Blockchain Comes to Asset-Backed Debt With First Bonds in Sight

Bonds backed by car loans and mortgages are the latest corner of finance poised to adopt technology commonly used for cryptocurrencies like Bitcoin.

Securitization specialists at law firms including Morgan, Lewis & Bockius LLP and DLA Piper say the first blockchain-based transactions could come as early as this year. Both companies are sending partners to discuss the role of so-called blockchain in a panel discussion on the issue at the annual Global ABS conference in Barcelona on Wednesday.

“There’s a lot of hype about blockchain, but I am working on actual deals right now,” said Matthew Duncan, a partner and head of Morgan, Lewis & Bockius’s London-based securitization practice, who expects to see the first blockchain securitization by mid-2019. “Securitization will change fundamentally.”

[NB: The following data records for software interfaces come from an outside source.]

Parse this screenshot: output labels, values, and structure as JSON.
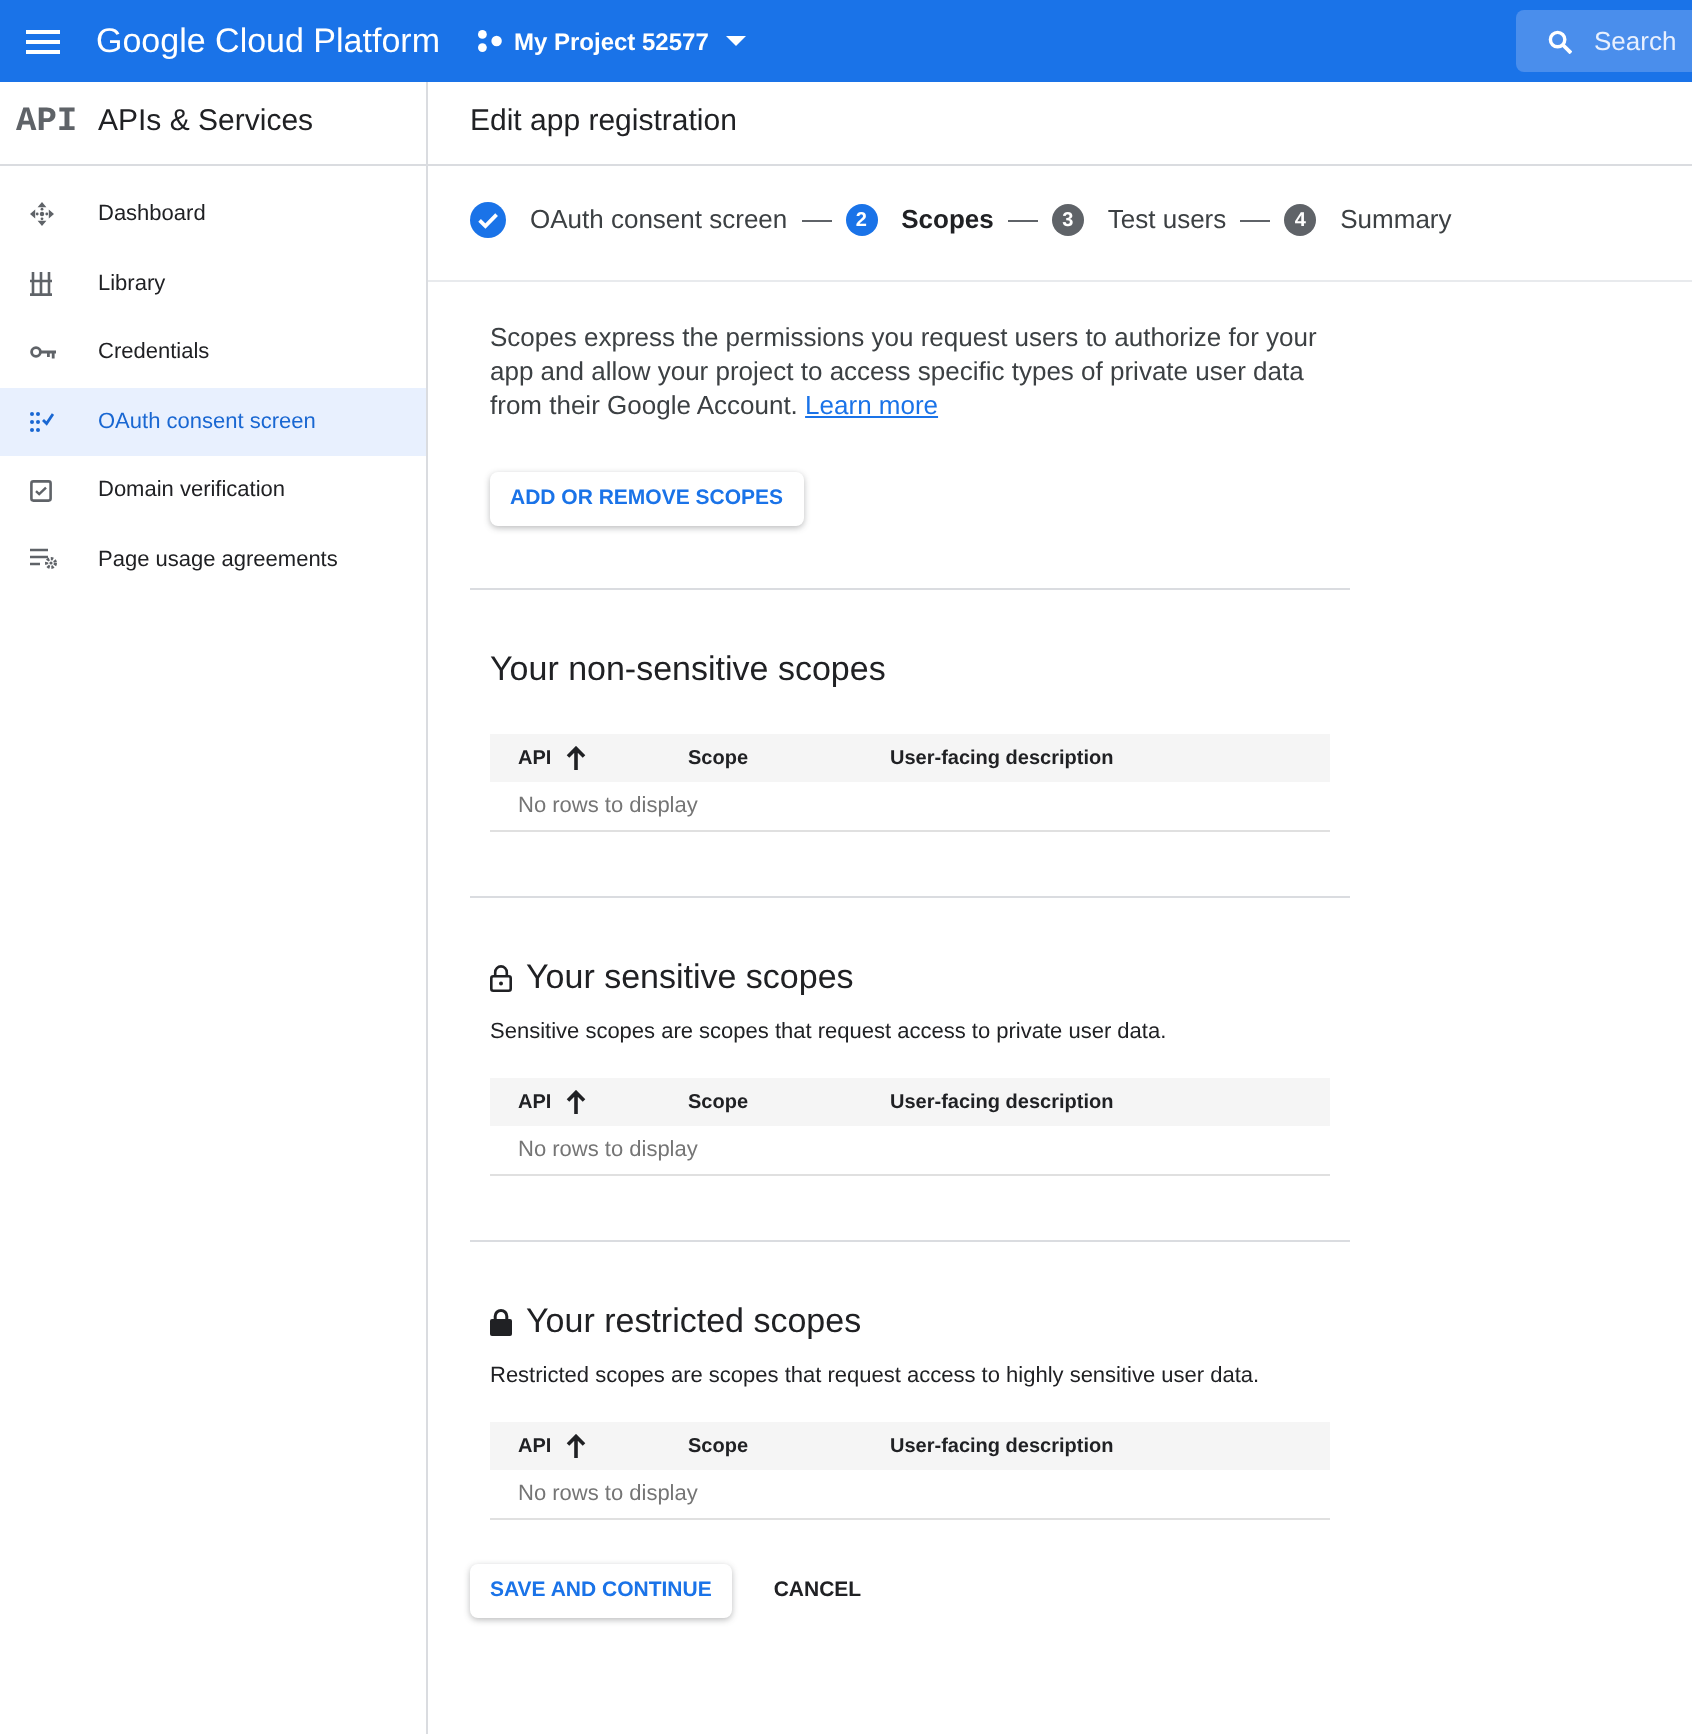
{
  "top_bar": {
    "title": "Google Cloud Platform",
    "project": "My Project 52577",
    "search": {
      "placeholder": "Search"
    }
  },
  "sidebar": {
    "logo": "API",
    "title": "APIs & Services",
    "items": [
      {
        "label": "Dashboard",
        "selected": false
      },
      {
        "label": "Library",
        "selected": false
      },
      {
        "label": "Credentials",
        "selected": false
      },
      {
        "label": "OAuth consent screen",
        "selected": true
      },
      {
        "label": "Domain verification",
        "selected": false
      },
      {
        "label": "Page usage agreements",
        "selected": false
      }
    ]
  },
  "page_title": "Edit app registration",
  "stepper": [
    {
      "label": "OAuth consent screen",
      "completed": true,
      "selected": false
    },
    {
      "number": "2",
      "label": "Scopes",
      "completed": false,
      "selected": true
    },
    {
      "number": "3",
      "label": "Test users",
      "completed": false,
      "selected": false
    },
    {
      "number": "4",
      "label": "Summary",
      "completed": false,
      "selected": false
    }
  ],
  "intro": {
    "text": "Scopes express the permissions you request users to authorize for your app and allow your project to access specific types of private user data from their Google Account.",
    "link": "Learn more"
  },
  "add_button": "ADD OR REMOVE SCOPES",
  "sections": [
    {
      "kind": "plain",
      "title": "Your non-sensitive scopes",
      "table": {
        "columns": [
          {
            "label": "API",
            "sorted": true
          },
          {
            "label": "Scope",
            "sorted": false
          },
          {
            "label": "User-facing description",
            "sorted": false
          }
        ],
        "empty_text": "No rows to display"
      }
    },
    {
      "kind": "sensitive",
      "title": "Your sensitive scopes",
      "description": "Sensitive scopes are scopes that request access to private user data.",
      "table": {
        "columns": [
          {
            "label": "API",
            "sorted": true
          },
          {
            "label": "Scope",
            "sorted": false
          },
          {
            "label": "User-facing description",
            "sorted": false
          }
        ],
        "empty_text": "No rows to display"
      }
    },
    {
      "kind": "restricted",
      "title": "Your restricted scopes",
      "description": "Restricted scopes are scopes that request access to highly sensitive user data.",
      "table": {
        "columns": [
          {
            "label": "API",
            "sorted": true
          },
          {
            "label": "Scope",
            "sorted": false
          },
          {
            "label": "User-facing description",
            "sorted": false
          }
        ],
        "empty_text": "No rows to display"
      }
    }
  ],
  "actions": [
    {
      "label": "SAVE AND CONTINUE",
      "kind": "raised"
    },
    {
      "label": "CANCEL",
      "kind": "flat"
    }
  ]
}
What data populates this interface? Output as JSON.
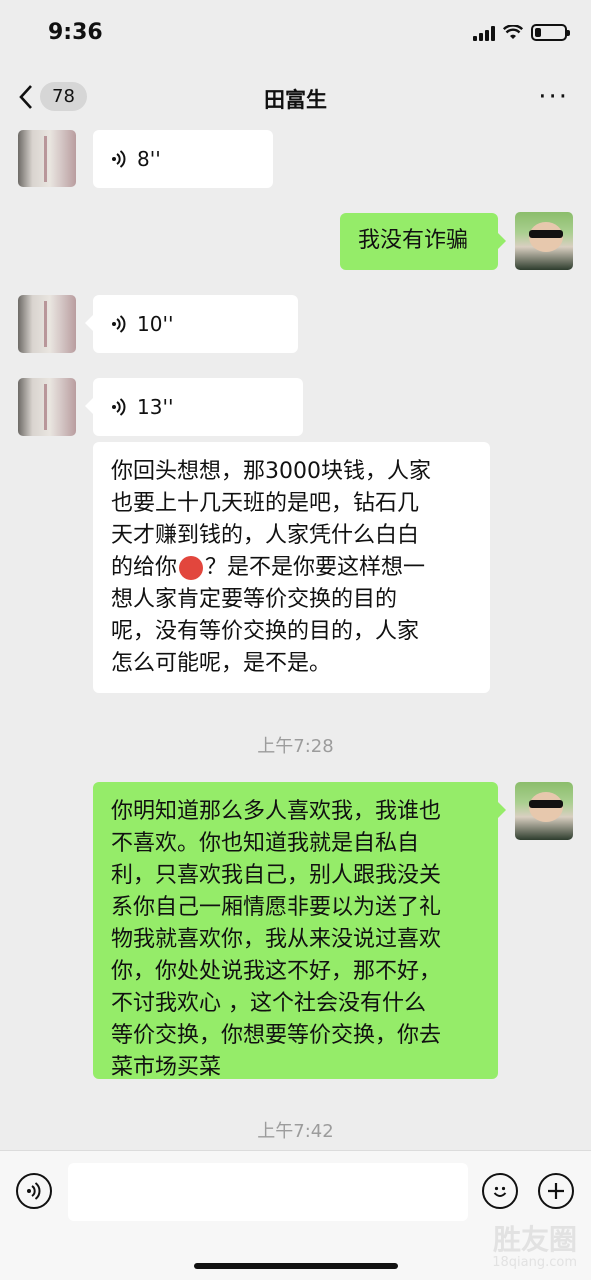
{
  "status_bar": {
    "time": "9:36",
    "battery_level": 0.2
  },
  "nav": {
    "unread_count": "78",
    "title": "田富生",
    "more_label": "···"
  },
  "messages": [
    {
      "side": "in",
      "type": "voice",
      "duration": "8''"
    },
    {
      "side": "out",
      "type": "text",
      "text": "我没有诈骗"
    },
    {
      "side": "in",
      "type": "voice",
      "duration": "10''"
    },
    {
      "side": "in",
      "type": "voice",
      "duration": "13''"
    },
    {
      "side": "in",
      "type": "text",
      "lines": [
        "你回头想想，那3000块钱，人家",
        "也要上十几天班的是吧，钻石几",
        "天才赚到钱的，人家凭什么白白",
        "的给你",
        "？是不是你要这样想一",
        "想人家肯定要等价交换的目的",
        "呢，没有等价交换的目的，人家",
        "怎么可能呢，是不是。"
      ],
      "emoji": "angry-face"
    },
    {
      "type": "timestamp",
      "text": "上午7:28"
    },
    {
      "side": "out",
      "type": "text",
      "lines": [
        "你明知道那么多人喜欢我，我谁也",
        "不喜欢。你也知道我就是自私自",
        "利，只喜欢我自己，别人跟我没关",
        "系你自己一厢情愿非要以为送了礼",
        "物我就喜欢你，我从来没说过喜欢",
        "你，你处处说我这不好，那不好，",
        "不讨我欢心 ，这个社会没有什么",
        "等价交换，你想要等价交换，你去",
        "菜市场买菜"
      ]
    },
    {
      "type": "timestamp",
      "text": "上午7:42"
    }
  ],
  "input_bar": {
    "voice_icon": "voice-mode-icon",
    "emoji_icon": "emoji-icon",
    "plus_icon": "plus-icon",
    "placeholder": ""
  },
  "watermark": {
    "main": "胜友圈",
    "sub": "18qiang.com"
  }
}
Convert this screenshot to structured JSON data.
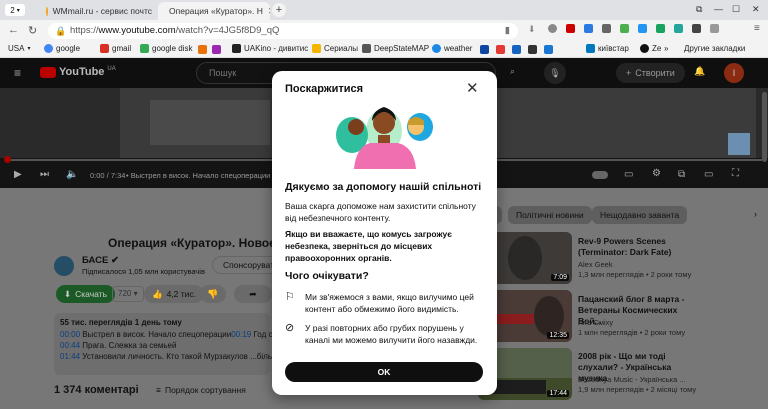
{
  "browser": {
    "tab_count": "2",
    "tabs": [
      {
        "title": "WMmail.ru - сервис почтс",
        "active": false
      },
      {
        "title": "Операция «Куратор». Н",
        "active": true
      }
    ],
    "url_prefix": "https://",
    "url_host": "www.youtube.com",
    "url_path": "/watch?v=4JG5f8D9_qQ",
    "bookmarks": [
      "USA",
      "google",
      "gmail",
      "google disk",
      "UAKino - дивитис",
      "Сериалы",
      "DeepStateMAP",
      "weather",
      "київстар",
      "Ze"
    ],
    "other_bookmarks": "Другие закладки"
  },
  "youtube": {
    "logo": "YouTube",
    "region": "UA",
    "search_placeholder": "Пошук",
    "create_label": "Створити",
    "avatar_letter": "I",
    "time": "0:00 / 7:34",
    "chapter": "• Выстрел в висок. Начало спецоперации",
    "video_title": "Операция «Куратор». Новое им",
    "channel_name": "БАСЕ",
    "subscribers": "Підписалося 1,05 млн користувачів",
    "sponsor_label": "Спонсорувати",
    "download_label": "Скачать",
    "quality": "720",
    "likes": "4,2 тис.",
    "description_stats": "55 тис. переглядів  1 день тому",
    "chapters": [
      {
        "time": "00:00",
        "text": "Выстрел в висок. Начало спецоперации"
      },
      {
        "time": "00:44",
        "text": "Прага. Слежка за семьей"
      },
      {
        "time": "01:44",
        "text": "Установили личность. Кто такой Мурзакулов ...більше"
      }
    ],
    "chapter_1_extra": "Год ст",
    "chapter_1_extra_time": "00:19",
    "comments_count": "1 374 коментарі",
    "sort_label": "Порядок сортування",
    "chips": [
      "Політичні новини",
      "Нещодавно заванта"
    ],
    "recommendations": [
      {
        "title": "Rev-9 Powers Scenes (Terminator: Dark Fate)",
        "channel": "Alex Geek",
        "meta": "1,3 млн переглядів • 2 роки тому",
        "duration": "7:09"
      },
      {
        "title": "Пацанский блог 8 марта - Ветераны Космических Вой...",
        "channel": "Ліга Сміху",
        "meta": "1 млн переглядів • 2 роки тому",
        "duration": "12:35"
      },
      {
        "title": "2008 рік - Що ми тоді слухали? - Українська музика",
        "channel": "Bezodnya Music - Українська ...",
        "meta": "1,9 млн переглядів • 2 місяці тому",
        "duration": "17:44"
      }
    ]
  },
  "modal": {
    "title": "Поскаржитися",
    "thanks": "Дякуємо за допомогу нашій спільноті",
    "body1": "Ваша скарга допоможе нам захистити спільноту від небезпечного контенту.",
    "body2": "Якщо ви вважаєте, що комусь загрожує небезпека, зверніться до місцевих правоохоронних органів.",
    "expect_title": "Чого очікувати?",
    "items": [
      {
        "icon": "flag-icon",
        "text": "Ми зв'яжемося з вами, якщо вилучимо цей контент або обмежимо його видимість."
      },
      {
        "icon": "block-icon",
        "text": "У разі повторних або грубих порушень у каналі ми можемо вилучити його назавжди."
      }
    ],
    "ok_label": "OK"
  },
  "colors": {
    "yt_red": "#ff0000",
    "download_green": "#2ba640",
    "chapter_link": "#3ea6ff"
  }
}
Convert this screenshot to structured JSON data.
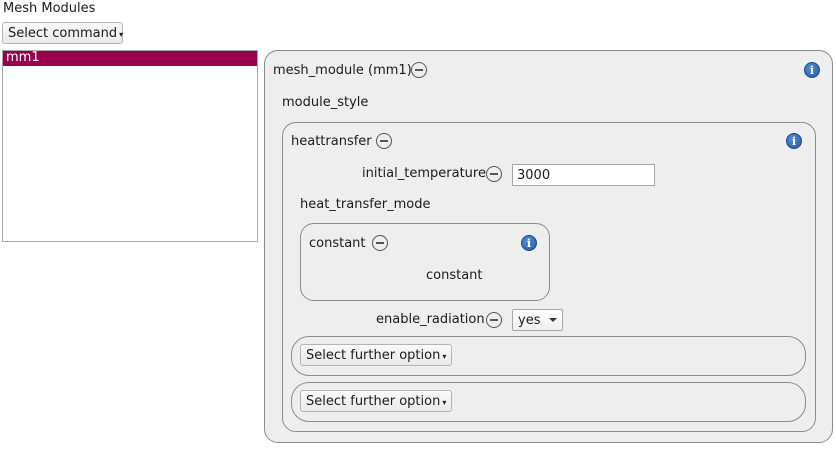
{
  "header": {
    "title": "Mesh Modules"
  },
  "command": {
    "label": "Select command"
  },
  "modules_list": {
    "items": [
      {
        "label": "mm1",
        "selected": true
      }
    ]
  },
  "mesh_module": {
    "title": "mesh_module (mm1)",
    "style_label": "module_style",
    "heattransfer": {
      "title": "heattransfer",
      "initial_temperature": {
        "label": "initial_temperature",
        "value": "3000"
      },
      "heat_transfer_mode": {
        "label": "heat_transfer_mode",
        "constant": {
          "title": "constant",
          "value": "constant"
        }
      },
      "enable_radiation": {
        "label": "enable_radiation",
        "value": "yes",
        "options": [
          "yes"
        ]
      },
      "further_options": [
        {
          "label": "Select further option"
        },
        {
          "label": "Select further option"
        }
      ]
    }
  },
  "icons": {
    "info": "i",
    "remove": "minus-circle-icon",
    "info_name": "info-icon"
  },
  "colors": {
    "selection": "#99004d",
    "panel": "#eeeeee",
    "info": "#1f55a8"
  }
}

Blockchain was designed to keep a digital ledger of information and may be suitable for ABS market where notes are typically backed by thousands of individual loans, involving reams of data and multiple intermediaries. Its enthusiasts say every part of a securitization’s life-cycle, from originating loans to structuring a deal and selling notes to investors, can be improved by the technology.

The technology may prove to be a “game changer” for capital markets, making it easier for securities to be issued and traded more efficiently, said Nicholas Curmi, who heads the securitization practice at Maltese law firm GANADO Advocates and is also speaking on the blockchain panel in Barcelona. It’s also under scrutiny by participants in other branches of finance, including leveraged loans and bank bonds.

Putting transaction data on a blockchain will increase its reliability, reduce the need for reconciliation and increase the speed with which the information is transmitted to the market, according to Eli Stern, New York-based principal in EY’s structured finance practice and a fourth speaker on the panel.

And in a market where investors typically rely on quarterly updates to assess changes in underlying collateral performance, blockchain will increase transparency, said Duncan.

But while shaking up securitizations may reduce costs and improve efficiency, questions remain over how willing buyers and sellers of the debt will be to engage with the technology, said Martin Bartlam, partner and head of international finance at DLA Piper. Bartlam expects the first blockchain-based securitization will be issued this year.

“It’s hard to say how long it will take before blockchain is embraced widely by originators, not because of any question about the working of the technology but because the hardest thing in bringing about change is always the length of time it takes people to adapt,” he said. “Two or three years ago if you talked to banks about blockchain in loan settlement they were very skeptical, but now they are all working on blockchain projects.”